Firstly, I calculated the general PCM at the moment when Mané makes the pass (Figure 4) to try to better understand what was happening on the field. As in the previous figures, the ‘X’ indicates the place where the reception was made. Again, the place where the pass is dominated by the Liverpool player is under the control of the defense, which leads me to try to explain how Salah managed to get to the ball first. At the ‘X’, the Pitch Control is 0.002. With this, the probability of Liverpool continuing with the ball is 0.002 and of Watford recovering it is 0.998.

As in the game against Bayern, it seems to me that the goalkeeper is the player most apt to intervene in the play, as he is facing the play and significantly closer to the ‘X’. Therefore, I calculated the PCM of Watford’s goalkeeper Foster against the entire Liverpool team, as in the Neuer x Liverpool case, to check over which spaces he had greater control compared to the Liverpool team. Thus, I obtained the PCM on the left (Figure 5). The Pitch Control at the ‘X’ is the same as when calculated considering all players on the field, 0.002. This allows us to conclude that the Space Control model, in fact, expects Foster to be the player to intervene in the play, while the other defense players interfere little in the control of that space.

Having a probability of 0.998 of controlling the space at ‘X’ at the time of the pass, it is unclear why the goal happened. To try to better explain, on the right (Figure 5), I calculated the PCM exactly one second after the pass was made. It becomes clear that Foster failed to interpret the pass as a great chance to recover the ball. By remaining virtually static compared to the previous second, Foster allowed the Pitch Control at ‘X’ to change completely. In this second situation, the Pitch Control was 0.604, indicating that Liverpool had a probability of 0.604 of keeping the ball, while Foster had a complementary probability of 0.396 of making an intervention.

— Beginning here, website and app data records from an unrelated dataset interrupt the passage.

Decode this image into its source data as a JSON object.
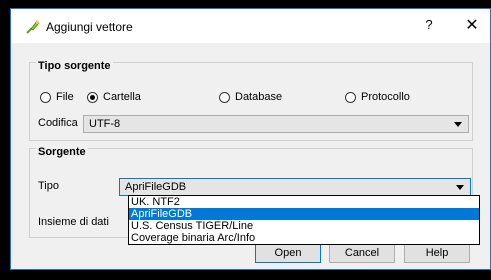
{
  "title": "Aggiungi vettore",
  "title_buttons": {
    "help": "?",
    "close": "✕"
  },
  "source_type": {
    "group_title": "Tipo sorgente",
    "options": [
      {
        "label": "File",
        "checked": false
      },
      {
        "label": "Cartella",
        "checked": true
      },
      {
        "label": "Database",
        "checked": false
      },
      {
        "label": "Protocollo",
        "checked": false
      }
    ],
    "encoding_label": "Codifica",
    "encoding_value": "UTF-8"
  },
  "source": {
    "group_title": "Sorgente",
    "type_label": "Tipo",
    "type_value": "ApriFileGDB",
    "dataset_label": "Insieme di dati",
    "dropdown_options": [
      {
        "label": "UK. NTF2",
        "selected": false
      },
      {
        "label": "ApriFileGDB",
        "selected": true
      },
      {
        "label": "U.S. Census TIGER/Line",
        "selected": false
      },
      {
        "label": "Coverage binaria Arc/Info",
        "selected": false
      }
    ]
  },
  "buttons": {
    "open": "Open",
    "cancel": "Cancel",
    "help": "Help"
  }
}
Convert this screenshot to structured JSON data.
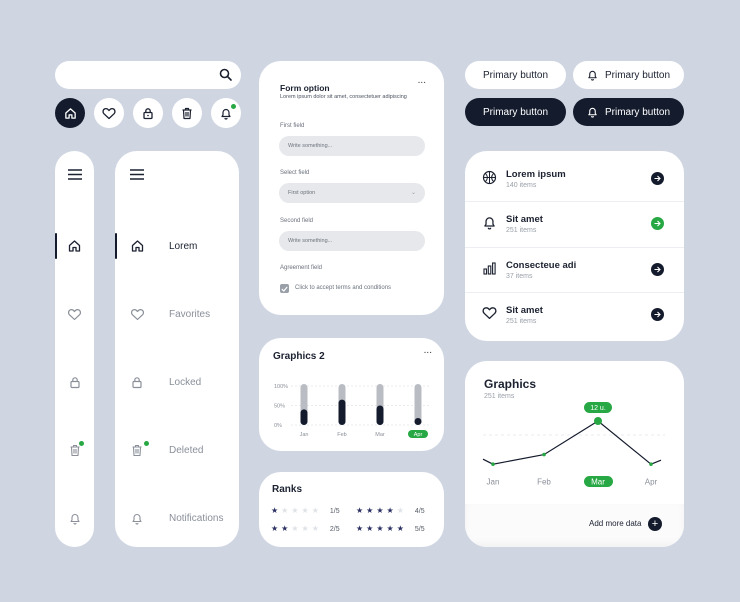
{
  "search": {
    "placeholder": ""
  },
  "icon_buttons": [
    {
      "icon": "home-icon",
      "active": true
    },
    {
      "icon": "heart-icon"
    },
    {
      "icon": "lock-icon"
    },
    {
      "icon": "trash-icon"
    },
    {
      "icon": "bell-icon",
      "badge": true
    }
  ],
  "colors": {
    "dark": "#141b2c",
    "accent": "#27a844",
    "background": "#cfd6e2",
    "star": "#2a2f62"
  },
  "nav": {
    "items": [
      {
        "icon": "home-icon",
        "label": "Lorem",
        "active": true
      },
      {
        "icon": "heart-icon",
        "label": "Favorites"
      },
      {
        "icon": "lock-icon",
        "label": "Locked"
      },
      {
        "icon": "trash-icon",
        "label": "Deleted",
        "badge": true
      },
      {
        "icon": "bell-icon",
        "label": "Notifications"
      }
    ]
  },
  "form": {
    "title": "Form option",
    "subtitle": "Lorem ipsum dolor sit amet, consectetuer adipiscing",
    "first_field": {
      "label": "First field",
      "placeholder": "Write something..."
    },
    "select_field": {
      "label": "Select field",
      "value": "First option"
    },
    "second_field": {
      "label": "Second field",
      "placeholder": "Write something..."
    },
    "agreement": {
      "label": "Agreement field",
      "checkbox_label": "Click to accept terms and conditions",
      "checked": true
    },
    "more": "..."
  },
  "graphics_small": {
    "title": "Graphics  2",
    "more": "...",
    "chart_data": {
      "type": "bar",
      "categories": [
        "Jan",
        "Feb",
        "Mar",
        "Apr"
      ],
      "values": [
        40,
        65,
        50,
        18
      ],
      "yticks": [
        "100%",
        "50%",
        "0%"
      ],
      "ylim": [
        0,
        100
      ],
      "highlight": "Apr"
    }
  },
  "ranks": {
    "title": "Ranks",
    "rows": [
      {
        "stars": 1,
        "label": "1/5"
      },
      {
        "stars": 4,
        "label": "4/5"
      },
      {
        "stars": 2,
        "label": "2/5"
      },
      {
        "stars": 5,
        "label": "5/5"
      }
    ]
  },
  "buttons": {
    "primary": "Primary button",
    "primary_bell": "Primary button",
    "primary_dark": "Primary button",
    "primary_dark_bell": "Primary button"
  },
  "list": [
    {
      "icon": "basketball-icon",
      "title": "Lorem ipsum",
      "sub": "140 items",
      "highlight": false
    },
    {
      "icon": "bell-icon",
      "title": "Sit amet",
      "sub": "251 items",
      "highlight": true
    },
    {
      "icon": "bar-chart-icon",
      "title": "Consecteue adi",
      "sub": "37 items",
      "highlight": false
    },
    {
      "icon": "heart-icon",
      "title": "Sit amet",
      "sub": "251 items",
      "highlight": false
    }
  ],
  "graphics_big": {
    "title": "Graphics",
    "subtitle": "251 items",
    "tooltip": "12 u.",
    "add_label": "Add more data",
    "chart_data": {
      "type": "line",
      "categories": [
        "Jan",
        "Feb",
        "Mar",
        "Apr"
      ],
      "values": [
        3,
        5,
        12,
        3
      ],
      "highlight": "Mar"
    }
  }
}
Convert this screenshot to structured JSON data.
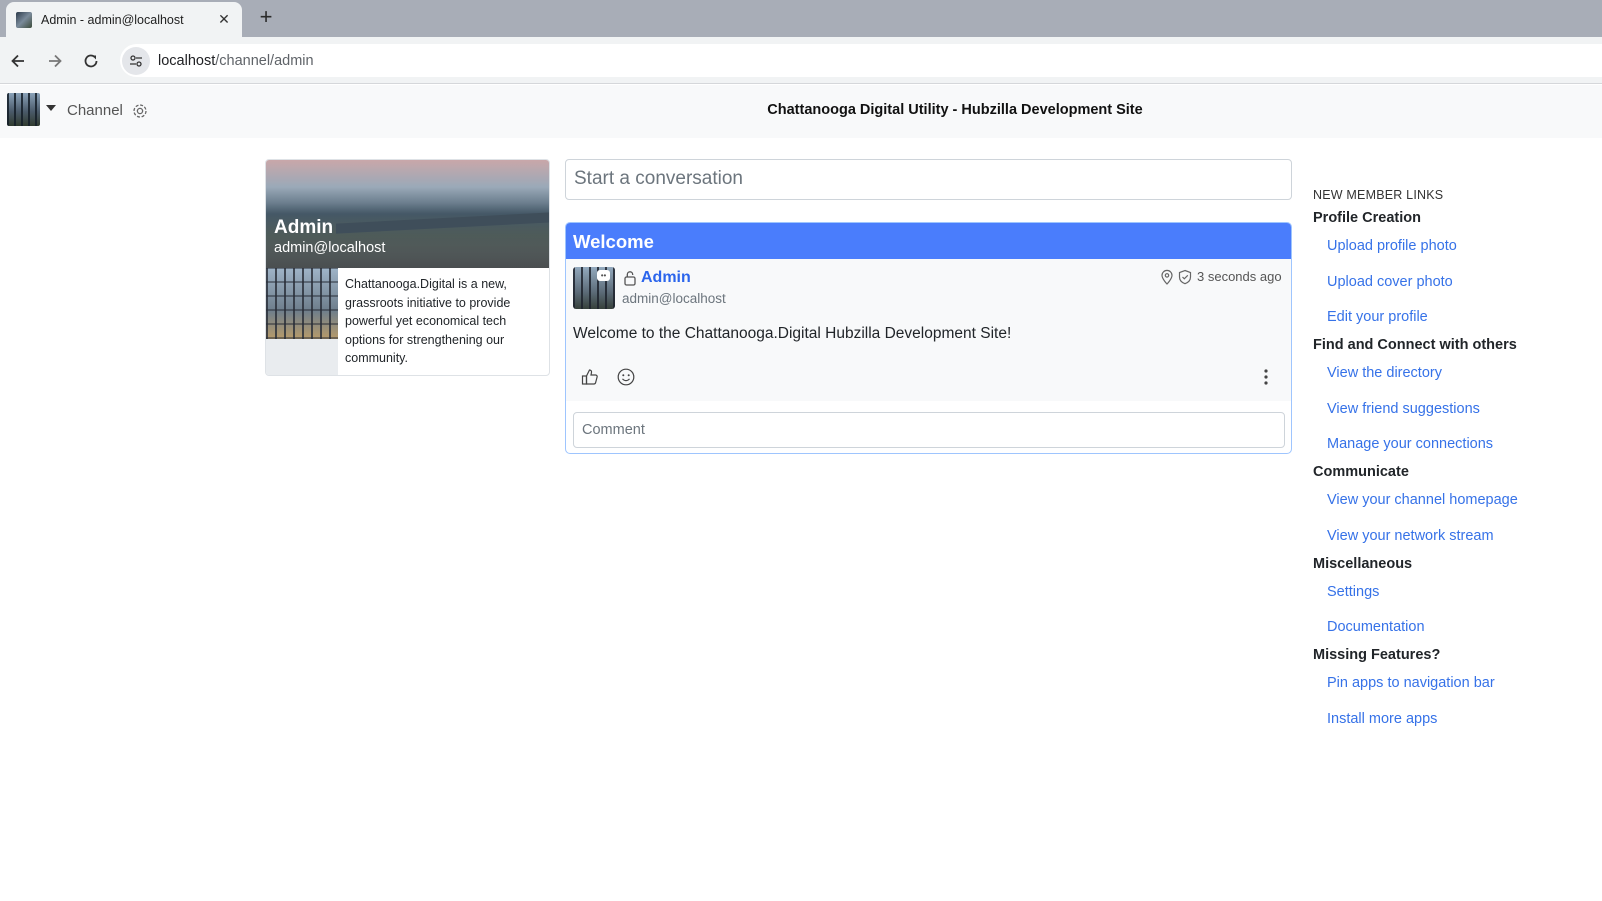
{
  "browser": {
    "tab_title": "Admin - admin@localhost",
    "url_host": "localhost",
    "url_path": "/channel/admin"
  },
  "navbar": {
    "channel_label": "Channel",
    "site_name": "Chattanooga Digital Utility - Hubzilla Development Site"
  },
  "profile": {
    "name": "Admin",
    "handle": "admin@localhost",
    "about": "Chattanooga.Digital is a new, grassroots initiative to provide powerful yet economical tech options for strengthening our community."
  },
  "composer": {
    "placeholder": "Start a conversation"
  },
  "post": {
    "title": "Welcome",
    "author_name": "Admin",
    "author_handle": "admin@localhost",
    "time": "3 seconds ago",
    "body": "Welcome to the Chattanooga.Digital Hubzilla Development Site!",
    "comment_placeholder": "Comment"
  },
  "sidebar": {
    "heading": "NEW MEMBER LINKS",
    "sections": [
      {
        "title": "Profile Creation",
        "links": [
          "Upload profile photo",
          "Upload cover photo",
          "Edit your profile"
        ]
      },
      {
        "title": "Find and Connect with others",
        "links": [
          "View the directory",
          "View friend suggestions",
          "Manage your connections"
        ]
      },
      {
        "title": "Communicate",
        "links": [
          "View your channel homepage",
          "View your network stream"
        ]
      },
      {
        "title": "Miscellaneous",
        "links": [
          "Settings",
          "Documentation"
        ]
      },
      {
        "title": "Missing Features?",
        "links": [
          "Pin apps to navigation bar",
          "Install more apps"
        ]
      }
    ]
  },
  "colors": {
    "post_header": "#4a7dfc",
    "link": "#3672e8"
  }
}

It would be possible to analyze the positioning of goalkeepers in some other Liverpool goals, but I limited myself to these two for this text. The introduction of the concept of Space Control allows us to analyze the game in a quantitative way, considering the spaces supposedly available for both teams to explore, a fact that was limited to the analyst’s intuition when there were not enough tools for that. There are an infinity of possible ways to explore Pitch Control, and I explored just one of them in the text.

The main objective was to present a little of the world of analytics in soccer, to bring the concept of Space Control (currently in great evidence) and, finally, to analyze how this applies to the game and what conclusions we can draw. Optical tracking data bring real possibilities of impact on the tactical part of the game, translating into competitive advantage. This is already a reality in the NBA, where some teams, besides having a department dedicated to analytics, have members of the technical commission who came from this department. Soccer still needs to follow the same path.